-- Opening Marker --
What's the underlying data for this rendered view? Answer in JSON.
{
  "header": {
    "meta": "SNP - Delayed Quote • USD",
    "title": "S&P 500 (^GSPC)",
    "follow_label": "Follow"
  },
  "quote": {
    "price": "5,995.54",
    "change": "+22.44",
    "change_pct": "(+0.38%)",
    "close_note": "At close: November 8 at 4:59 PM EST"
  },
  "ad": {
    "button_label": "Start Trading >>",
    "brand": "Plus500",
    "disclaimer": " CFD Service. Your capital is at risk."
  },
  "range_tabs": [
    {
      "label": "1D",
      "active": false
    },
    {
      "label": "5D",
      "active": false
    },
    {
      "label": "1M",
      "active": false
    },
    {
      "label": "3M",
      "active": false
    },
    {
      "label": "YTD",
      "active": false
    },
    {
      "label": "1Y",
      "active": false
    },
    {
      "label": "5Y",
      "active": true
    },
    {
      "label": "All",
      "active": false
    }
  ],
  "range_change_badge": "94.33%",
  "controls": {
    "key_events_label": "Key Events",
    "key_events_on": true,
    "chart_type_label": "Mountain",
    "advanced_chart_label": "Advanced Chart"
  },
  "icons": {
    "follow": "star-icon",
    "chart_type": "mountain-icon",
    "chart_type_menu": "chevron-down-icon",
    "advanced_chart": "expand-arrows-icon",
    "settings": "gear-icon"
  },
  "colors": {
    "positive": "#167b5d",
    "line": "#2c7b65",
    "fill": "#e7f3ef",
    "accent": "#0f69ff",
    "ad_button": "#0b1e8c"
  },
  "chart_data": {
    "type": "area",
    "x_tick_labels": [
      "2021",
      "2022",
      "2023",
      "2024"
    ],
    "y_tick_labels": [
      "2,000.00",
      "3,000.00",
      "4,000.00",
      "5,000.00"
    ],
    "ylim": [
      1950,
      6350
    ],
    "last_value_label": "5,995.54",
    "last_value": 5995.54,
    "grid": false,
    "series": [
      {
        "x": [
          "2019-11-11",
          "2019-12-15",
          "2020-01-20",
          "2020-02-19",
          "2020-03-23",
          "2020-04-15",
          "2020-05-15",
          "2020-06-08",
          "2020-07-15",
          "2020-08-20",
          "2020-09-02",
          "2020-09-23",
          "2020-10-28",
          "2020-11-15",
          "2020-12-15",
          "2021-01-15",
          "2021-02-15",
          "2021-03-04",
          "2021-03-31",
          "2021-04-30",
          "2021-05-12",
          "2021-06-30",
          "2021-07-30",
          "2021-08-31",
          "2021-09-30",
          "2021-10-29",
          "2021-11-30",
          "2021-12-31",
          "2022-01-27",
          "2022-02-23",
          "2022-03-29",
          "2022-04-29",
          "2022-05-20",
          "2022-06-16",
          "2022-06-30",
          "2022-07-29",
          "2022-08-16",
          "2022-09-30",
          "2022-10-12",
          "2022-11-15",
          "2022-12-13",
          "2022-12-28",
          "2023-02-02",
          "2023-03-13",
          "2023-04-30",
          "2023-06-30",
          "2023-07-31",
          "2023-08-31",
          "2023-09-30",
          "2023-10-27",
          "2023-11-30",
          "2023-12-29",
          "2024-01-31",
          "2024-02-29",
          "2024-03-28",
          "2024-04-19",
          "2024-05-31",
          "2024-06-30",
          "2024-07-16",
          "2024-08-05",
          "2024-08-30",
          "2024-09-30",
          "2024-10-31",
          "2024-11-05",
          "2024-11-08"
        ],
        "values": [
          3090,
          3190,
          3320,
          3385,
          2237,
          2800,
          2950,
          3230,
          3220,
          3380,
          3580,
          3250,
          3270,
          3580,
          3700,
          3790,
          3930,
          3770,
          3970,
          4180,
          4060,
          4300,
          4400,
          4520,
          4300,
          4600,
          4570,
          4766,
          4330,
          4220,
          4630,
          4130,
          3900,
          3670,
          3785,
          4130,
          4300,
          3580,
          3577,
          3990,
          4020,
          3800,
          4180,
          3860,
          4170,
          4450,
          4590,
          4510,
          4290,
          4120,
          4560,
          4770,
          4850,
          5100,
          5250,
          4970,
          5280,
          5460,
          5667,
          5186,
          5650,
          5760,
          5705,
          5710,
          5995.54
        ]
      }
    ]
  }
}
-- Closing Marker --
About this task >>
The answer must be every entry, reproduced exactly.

Output below >>
What's the underlying data for this rendered view? Answer in JSON.
{
  "header": {
    "meta": "SNP - Delayed Quote • USD",
    "title": "S&P 500 (^GSPC)",
    "follow_label": "Follow"
  },
  "quote": {
    "price": "5,995.54",
    "change": "+22.44",
    "change_pct": "(+0.38%)",
    "close_note": "At close: November 8 at 4:59 PM EST"
  },
  "ad": {
    "button_label": "Start Trading >>",
    "brand": "Plus500",
    "disclaimer": " CFD Service. Your capital is at risk."
  },
  "range_tabs": [
    {
      "label": "1D",
      "active": false
    },
    {
      "label": "5D",
      "active": false
    },
    {
      "label": "1M",
      "active": false
    },
    {
      "label": "3M",
      "active": false
    },
    {
      "label": "YTD",
      "active": false
    },
    {
      "label": "1Y",
      "active": false
    },
    {
      "label": "5Y",
      "active": true
    },
    {
      "label": "All",
      "active": false
    }
  ],
  "range_change_badge": "94.33%",
  "controls": {
    "key_events_label": "Key Events",
    "key_events_on": true,
    "chart_type_label": "Mountain",
    "advanced_chart_label": "Advanced Chart"
  },
  "icons": {
    "follow": "star-icon",
    "chart_type": "mountain-icon",
    "chart_type_menu": "chevron-down-icon",
    "advanced_chart": "expand-arrows-icon",
    "settings": "gear-icon"
  },
  "colors": {
    "positive": "#167b5d",
    "line": "#2c7b65",
    "fill": "#e7f3ef",
    "accent": "#0f69ff",
    "ad_button": "#0b1e8c"
  },
  "chart_data": {
    "type": "area",
    "x_tick_labels": [
      "2021",
      "2022",
      "2023",
      "2024"
    ],
    "y_tick_labels": [
      "2,000.00",
      "3,000.00",
      "4,000.00",
      "5,000.00"
    ],
    "ylim": [
      1950,
      6350
    ],
    "last_value_label": "5,995.54",
    "last_value": 5995.54,
    "grid": false,
    "series": [
      {
        "x": [
          "2019-11-11",
          "2019-12-15",
          "2020-01-20",
          "2020-02-19",
          "2020-03-23",
          "2020-04-15",
          "2020-05-15",
          "2020-06-08",
          "2020-07-15",
          "2020-08-20",
          "2020-09-02",
          "2020-09-23",
          "2020-10-28",
          "2020-11-15",
          "2020-12-15",
          "2021-01-15",
          "2021-02-15",
          "2021-03-04",
          "2021-03-31",
          "2021-04-30",
          "2021-05-12",
          "2021-06-30",
          "2021-07-30",
          "2021-08-31",
          "2021-09-30",
          "2021-10-29",
          "2021-11-30",
          "2021-12-31",
          "2022-01-27",
          "2022-02-23",
          "2022-03-29",
          "2022-04-29",
          "2022-05-20",
          "2022-06-16",
          "2022-06-30",
          "2022-07-29",
          "2022-08-16",
          "2022-09-30",
          "2022-10-12",
          "2022-11-15",
          "2022-12-13",
          "2022-12-28",
          "2023-02-02",
          "2023-03-13",
          "2023-04-30",
          "2023-06-30",
          "2023-07-31",
          "2023-08-31",
          "2023-09-30",
          "2023-10-27",
          "2023-11-30",
          "2023-12-29",
          "2024-01-31",
          "2024-02-29",
          "2024-03-28",
          "2024-04-19",
          "2024-05-31",
          "2024-06-30",
          "2024-07-16",
          "2024-08-05",
          "2024-08-30",
          "2024-09-30",
          "2024-10-31",
          "2024-11-05",
          "2024-11-08"
        ],
        "values": [
          3090,
          3190,
          3320,
          3385,
          2237,
          2800,
          2950,
          3230,
          3220,
          3380,
          3580,
          3250,
          3270,
          3580,
          3700,
          3790,
          3930,
          3770,
          3970,
          4180,
          4060,
          4300,
          4400,
          4520,
          4300,
          4600,
          4570,
          4766,
          4330,
          4220,
          4630,
          4130,
          3900,
          3670,
          3785,
          4130,
          4300,
          3580,
          3577,
          3990,
          4020,
          3800,
          4180,
          3860,
          4170,
          4450,
          4590,
          4510,
          4290,
          4120,
          4560,
          4770,
          4850,
          5100,
          5250,
          4970,
          5280,
          5460,
          5667,
          5186,
          5650,
          5760,
          5705,
          5710,
          5995.54
        ]
      }
    ]
  }
}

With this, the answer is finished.